Former SEC lawyers said the Yahoo scenario appears to provide a clearer set of circumstances than past scenarios provided. If the SEC brought a case, it could make clearer to other companies what type of disclosures it views as potentially violating the law in this area. Experts also say such a case could help clarify rules over timing because the guidance doesn't lay out detailed requirements.
The SEC has never brought a case against a company for failing to disclose a cyberbreach, given the blurriness of when an issue might be "material."
All internet companies face frequent cyberattacks, and such events have rarely had a dramatic impact on a company's stock price. Yahoo saw its shares drop immediately after each breach disclosure. The SEC has brought cases against several firms it regulates for failing to have adequate customer protections against cybertheft.
In a quarterly securities filing in November, Yahoo said it was "cooperating with federal, state and foreign" agencies seeking information on the 2014 breach. Those agencies include the Federal Trade Commission, the SEC, the U.S. attorney's office in Manhattan, and "a number of State Attoreys General," it said.
When asked for comment, a Yahoo spokesman directed The Wall Street Journal to Yahoo's SEC filings. Representatives of the U.S. attorney's office in Manhattan and the SEC declined to comment.
A person familiar with the situation said that Yahoo initially believed the breach had affected fewer than the 500 million users it eventually disclosed. Whether the breach, as understood by Yahoo executives back in 2014, was large enough to merit public notification is now a question for investigators.
Yahoo's board of directors has appointed a committee to investigate the 2014 breach and "the scope of knowledge within the Company," the company said in an SEC filing.
Yahoo investors weren't the only ones left in the dark. Both breach disclosures came after the internet company agreed to sell its core business to Verizon Communications in July, raising questions about whether the deal would be renegotiated or possibly even terminated. Verizon has said the logic of the deal still holds, although it is studying whether the breach causes a drop in Yahoo's user base or other negative effects before making as decision about how to proceed with the deal. A Verizon spokesman declined to comment.
Although it is unusual for a company to go two years before notifying customers of a breach of the magnitude of Yahoo's 2014 incident, it can be difficult for investigators to initially determine the full scope of a data breach, said Rob Lee, a fellow at the SANS Institute, an organization that trains computer security professionals.

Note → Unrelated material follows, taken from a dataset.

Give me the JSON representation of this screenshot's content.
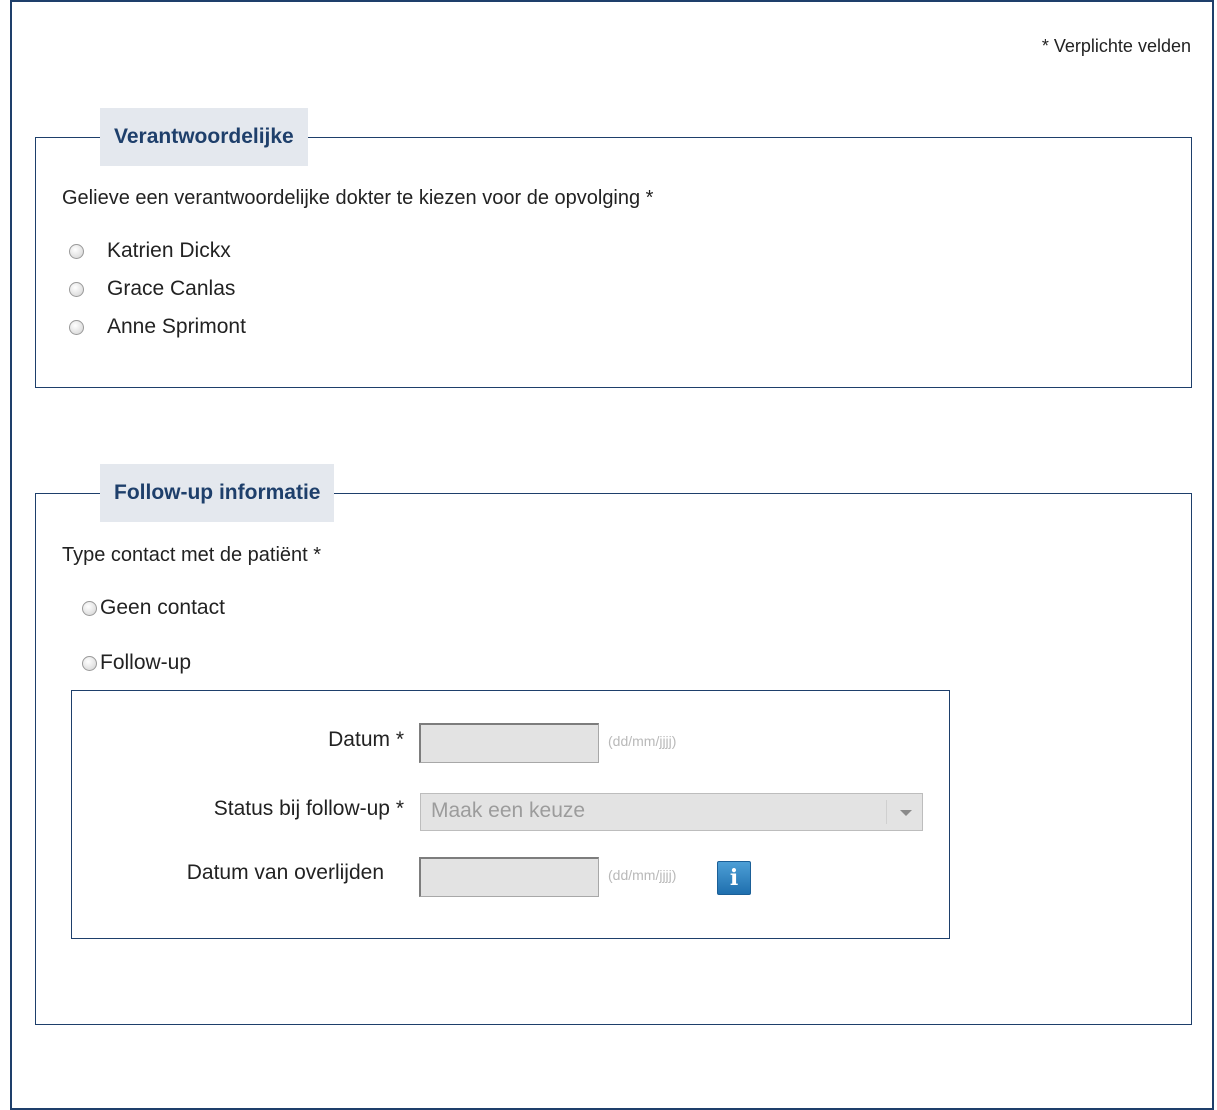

When Target was hacked in 2013, the company initially determined that 40 million credit and debit-card accounts had been compromised, only later to increase the estimate to 70 million.

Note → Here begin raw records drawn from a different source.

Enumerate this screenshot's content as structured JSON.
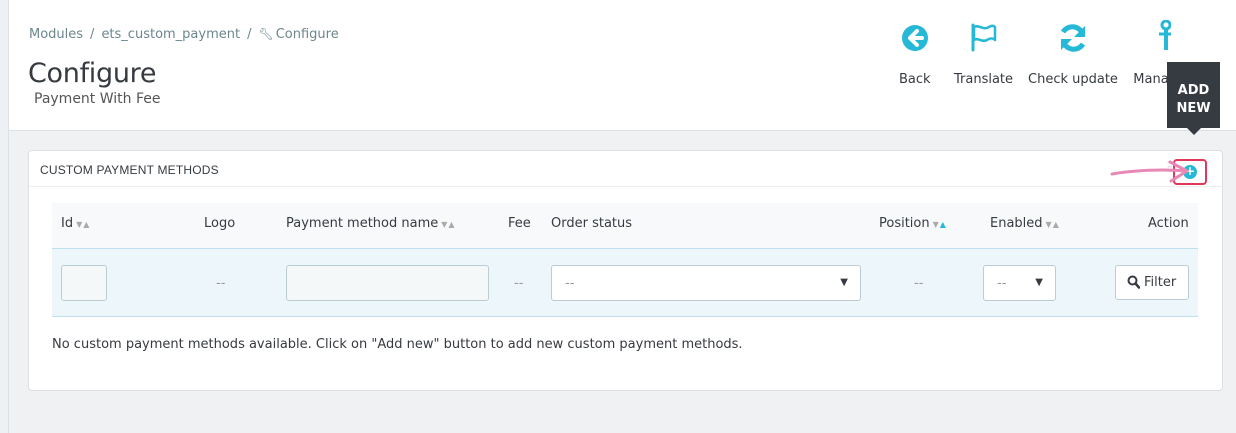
{
  "breadcrumb": {
    "items": [
      "Modules",
      "ets_custom_payment"
    ],
    "current": "Configure"
  },
  "header": {
    "title": "Configure",
    "subtitle": "Payment With Fee"
  },
  "toolbar": {
    "back": "Back",
    "translate": "Translate",
    "check_update": "Check update",
    "manage_hooks": "Mana",
    "tooltip": "ADD NEW"
  },
  "panel": {
    "title": "CUSTOM PAYMENT METHODS"
  },
  "table": {
    "columns": {
      "id": "Id",
      "logo": "Logo",
      "name": "Payment method name",
      "fee": "Fee",
      "order_status": "Order status",
      "position": "Position",
      "enabled": "Enabled",
      "action": "Action"
    },
    "filter": {
      "logo_placeholder": "--",
      "fee_placeholder": "--",
      "order_status_value": "--",
      "position_placeholder": "--",
      "enabled_value": "--",
      "filter_button": "Filter"
    },
    "empty_message": "No custom payment methods available. Click on \"Add new\" button to add new custom payment methods."
  },
  "colors": {
    "accent": "#25b9d7",
    "highlight": "#e0385b",
    "arrow": "#e889b5"
  },
  "icons": {
    "back": "circle-arrow-left-icon",
    "translate": "flag-icon",
    "check_update": "refresh-icon",
    "manage_hooks": "anchor-icon",
    "add_new": "plus-circle-icon",
    "filter": "search-icon"
  }
}
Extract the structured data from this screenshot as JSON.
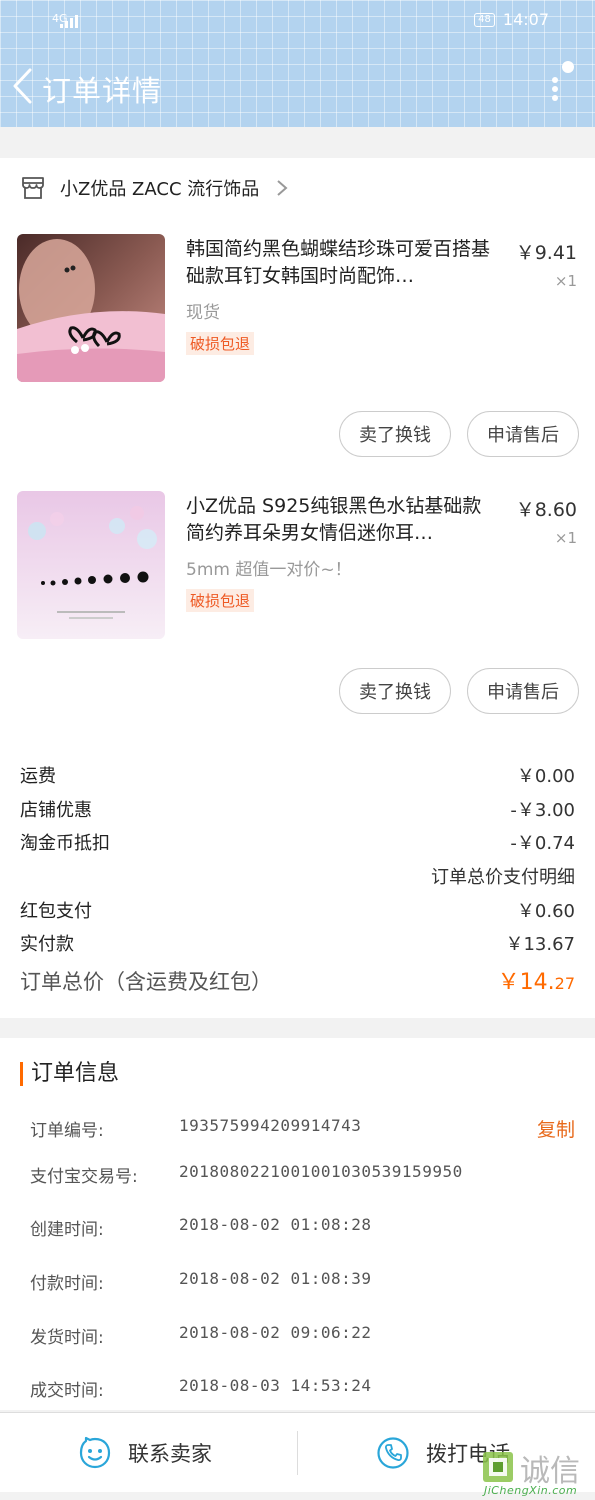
{
  "status_bar": {
    "network": "4G",
    "battery": "48",
    "time": "14:07"
  },
  "header": {
    "title": "订单详情"
  },
  "shop": {
    "name": "小Z优品 ZACC 流行饰品"
  },
  "items": [
    {
      "title": "韩国简约黑色蝴蝶结珍珠可爱百搭基础款耳钉女韩国时尚配饰…",
      "price": "￥9.41",
      "qty": "×1",
      "sku": "现货",
      "badge": "破损包退",
      "btn_sell": "卖了换钱",
      "btn_aftersale": "申请售后"
    },
    {
      "title": "小Z优品 S925纯银黑色水钻基础款简约养耳朵男女情侣迷你耳…",
      "price": "￥8.60",
      "qty": "×1",
      "sku": "5mm 超值一对价~！",
      "badge": "破损包退",
      "btn_sell": "卖了换钱",
      "btn_aftersale": "申请售后"
    }
  ],
  "fees": {
    "shipping_label": "运费",
    "shipping_value": "￥0.00",
    "shop_discount_label": "店铺优惠",
    "shop_discount_value": "-￥3.00",
    "coin_label": "淘金币抵扣",
    "coin_value": "-￥0.74",
    "detail_link": "订单总价支付明细",
    "redpacket_label": "红包支付",
    "redpacket_value": "￥0.60",
    "paid_label": "实付款",
    "paid_value": "￥13.67",
    "total_label": "订单总价（含运费及红包）",
    "total_currency": "￥",
    "total_integer": "14.",
    "total_decimal": "27"
  },
  "order_info": {
    "title": "订单信息",
    "copy_label": "复制",
    "rows": [
      {
        "label": "订单编号:",
        "value": "193575994209914743"
      },
      {
        "label": "支付宝交易号:",
        "value": "2018080221001001030539159950"
      },
      {
        "label": "创建时间:",
        "value": "2018-08-02 01:08:28"
      },
      {
        "label": "付款时间:",
        "value": "2018-08-02 01:08:39"
      },
      {
        "label": "发货时间:",
        "value": "2018-08-02 09:06:22"
      },
      {
        "label": "成交时间:",
        "value": "2018-08-03 14:53:24"
      }
    ]
  },
  "bottom": {
    "contact_seller": "联系卖家",
    "call_phone": "拨打电话"
  },
  "watermark": {
    "main": "诚信",
    "sub": "JiChengXin.com"
  },
  "colors": {
    "accent": "#ff6a00",
    "header_bg": "#b3d3ef",
    "icon_blue": "#2aa6d9"
  }
}
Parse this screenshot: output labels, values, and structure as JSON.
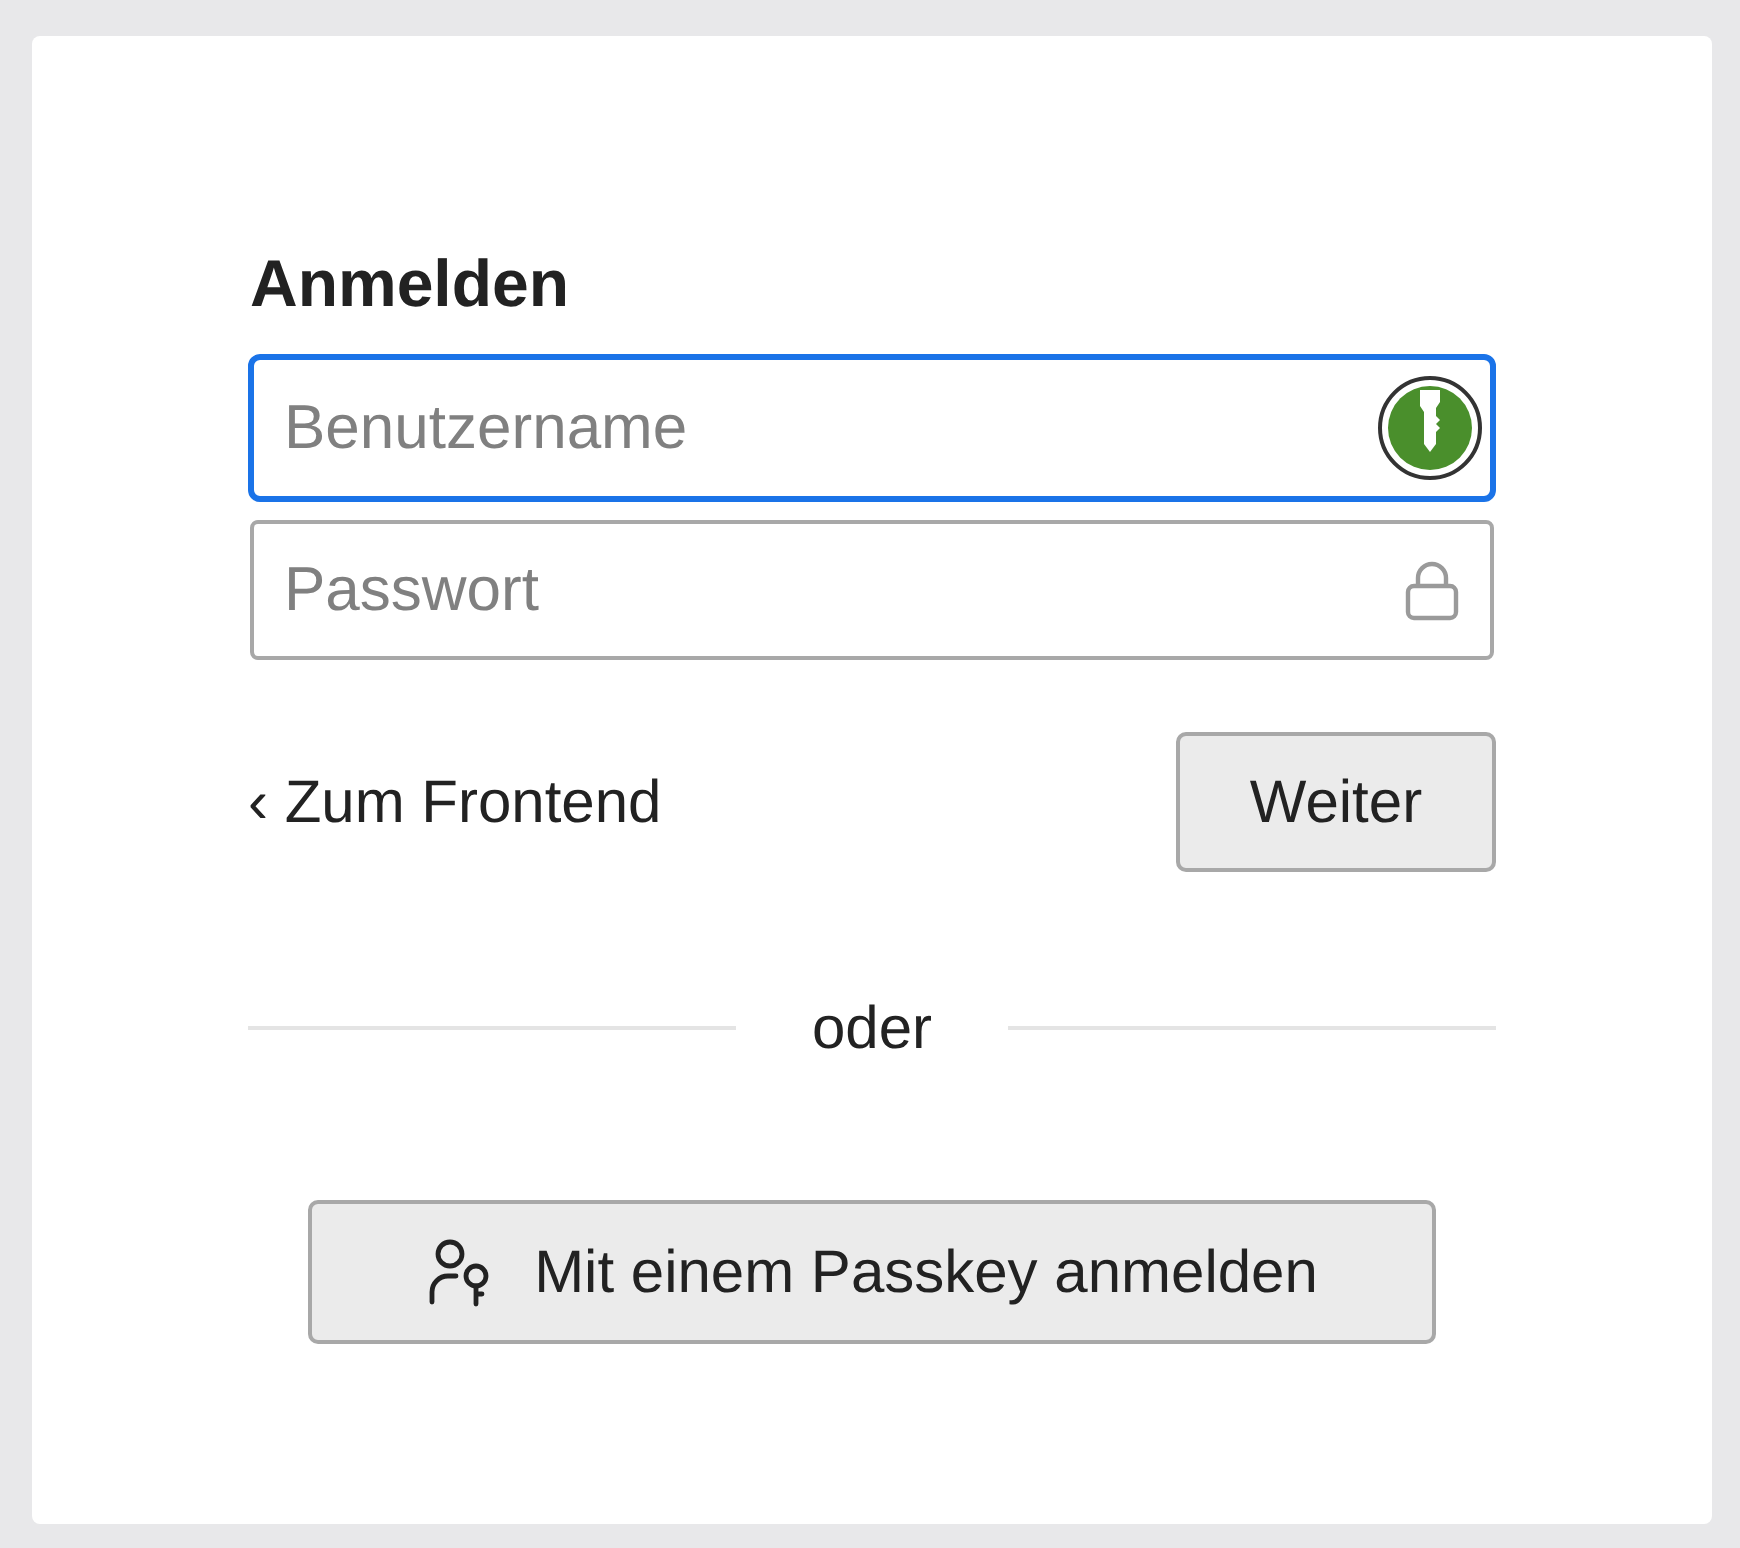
{
  "title": "Anmelden",
  "fields": [
    {
      "kind": "username",
      "placeholder": "Benutzername",
      "focused": true
    },
    {
      "kind": "password",
      "placeholder": "Passwort",
      "focused": false
    }
  ],
  "back_link": "‹ Zum Frontend",
  "submit_button": "Weiter",
  "separator": "oder",
  "passkey_button": "Mit einem Passkey anmelden"
}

But the Yahoo case appears to be unusual, experts said, both because of its scope and the timing of the disclosures. "Here you are talking not just about the potential for a data breach, but a deal blowing up because of a data breach," said John Reed Stark, a cybersecurity consultant who previously ran the SEC's office of internet enforcement.
Mr. Stark said it was unusual for criminal prosecutors to take interest in any type of disclosure matter, and essentially unheard of in the context of cyber incident disclosures.
"In my 20 years at the SEC, I never referred a disclosure case to a prosecutor," he said.
Yahoo is expected to report fourth-quarter earnings on Monday after the market closes. The company doesn't plan to hold a conference call with analysts.
--Ryan Knutson contributed to this article.
Write to Aruna Viswanatha at Aruna.Viswanatha@wsj.com and Robert McMillan at Robert.Mcmillan@wsj.com